Many factors come into play when determining whether or not to replace your piping. While repairs may be a quick fix, they can lead to increased costs and service interruptions in the long run. Fortunately, if you’re thinking about replacing your piping, you can start by creating a plan. This way, you’ll ensure that you do not run into any surprises when your contractors come to repair the pipes. Here are some tips to help you plan your project.
– Replaced pipes will last longer. While repair might work temporarily, you may find that the problem will reoccur. Even if you fix a small leak, it will continue to affect your water bill, which makes replacement a better investment. If the problem is severe, however, a plumber may be the best option. In many cases, he or she will be able to fix it in one day without having to dig up your yard and return several times to fix the problem. Besides being more cost-effective than repair, pipe replacement is also safer for your home.
Before your plumber can start working, they need direct access to the pipe in question. If it’s an internal pipe, they might need to dig through walls. If it’s an external pipe, they may have to dig through the ground. The size of the excavation will depend on the size of the pipe, the issue, and the volume of pipe replacement that needs to be done. In general, however, the greater the pipe size, the larger the excavation will need to be.
Another common reason for pipe replacement is due to age. Old pipes slowly start corroding and rusting. As a result, they are more susceptible to leakage and even rupture. Additionally, corroded pipes can displace hazardous materials into your water supply. It is therefore crucial to replace your pipes when they’re worn down and damaged. If you’re renting out a house, you may have lead-based pipes or solder.

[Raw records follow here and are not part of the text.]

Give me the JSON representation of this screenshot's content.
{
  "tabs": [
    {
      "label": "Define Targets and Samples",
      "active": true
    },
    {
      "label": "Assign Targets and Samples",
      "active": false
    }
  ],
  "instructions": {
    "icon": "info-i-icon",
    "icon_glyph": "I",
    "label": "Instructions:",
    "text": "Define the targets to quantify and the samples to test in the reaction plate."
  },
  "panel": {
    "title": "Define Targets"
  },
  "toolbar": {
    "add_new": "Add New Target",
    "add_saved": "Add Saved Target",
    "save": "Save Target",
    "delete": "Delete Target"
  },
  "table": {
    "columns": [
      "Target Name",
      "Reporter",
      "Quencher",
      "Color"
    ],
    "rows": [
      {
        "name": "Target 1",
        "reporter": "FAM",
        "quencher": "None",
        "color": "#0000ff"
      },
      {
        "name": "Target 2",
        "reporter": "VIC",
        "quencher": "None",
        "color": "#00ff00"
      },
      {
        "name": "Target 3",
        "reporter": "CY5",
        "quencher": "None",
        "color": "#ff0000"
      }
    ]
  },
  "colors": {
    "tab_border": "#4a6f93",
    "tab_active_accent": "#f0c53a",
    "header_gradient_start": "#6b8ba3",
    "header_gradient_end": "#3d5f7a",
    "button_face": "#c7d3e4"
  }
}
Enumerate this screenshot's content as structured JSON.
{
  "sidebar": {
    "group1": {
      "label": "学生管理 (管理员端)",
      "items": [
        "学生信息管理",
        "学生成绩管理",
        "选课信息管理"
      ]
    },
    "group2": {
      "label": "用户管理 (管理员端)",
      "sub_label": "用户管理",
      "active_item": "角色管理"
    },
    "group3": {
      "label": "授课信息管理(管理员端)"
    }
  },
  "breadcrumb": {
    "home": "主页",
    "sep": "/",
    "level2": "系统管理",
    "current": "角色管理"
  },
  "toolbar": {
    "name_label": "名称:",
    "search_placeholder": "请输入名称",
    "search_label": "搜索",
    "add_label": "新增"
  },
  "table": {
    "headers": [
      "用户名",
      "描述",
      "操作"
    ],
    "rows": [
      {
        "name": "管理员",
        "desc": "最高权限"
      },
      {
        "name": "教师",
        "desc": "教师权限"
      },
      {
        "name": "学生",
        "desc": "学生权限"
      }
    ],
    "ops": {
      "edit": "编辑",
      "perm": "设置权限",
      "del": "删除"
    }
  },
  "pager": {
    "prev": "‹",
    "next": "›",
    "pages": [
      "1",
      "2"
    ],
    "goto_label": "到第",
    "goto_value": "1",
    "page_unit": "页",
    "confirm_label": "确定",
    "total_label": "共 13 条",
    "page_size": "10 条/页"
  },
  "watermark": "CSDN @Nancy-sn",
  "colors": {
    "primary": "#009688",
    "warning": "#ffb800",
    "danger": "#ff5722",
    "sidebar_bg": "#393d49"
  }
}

During your inspection, it’s a good idea to check for signs of corrosion or rust. Exposed pipes should be checked annually by a plumber. They should be located in the utility room, basement, and crawl space. Look for discoloration, stains, or dimples that are indicative of corrosion. If water appears brown or yellow, it’s probably time to consider pipe replacement. Otherwise, you’ll be paying for costly repairs.
Aside from pipe bursting and relining, another type of pipe replacement involves installing a new channel inside your old one. The lining process replaces the old pipe with a new one made of an epoxy-impregnated liner. These types of pipes are often the most durable, lasting 50 years or more. The best part about this method is that it doesn’t require extensive renovations or breaking through concrete. And because the replacement is done inside the pipe itself, it doesn’t require any digging up of your yard.
Fortunately, there are ways to avoid invasive trench-digging. Fortunately, there are methods that allow for a quick and painless replacement of your pipes without a lot of damage to your property. In most cases, the process only takes a half hour or so. The water utility will then decide whether or not to replace the entire pipeline. There are two common options for pipe replacement. One involves the removal of the existing pipe while another uses an impact moling or guided boring method.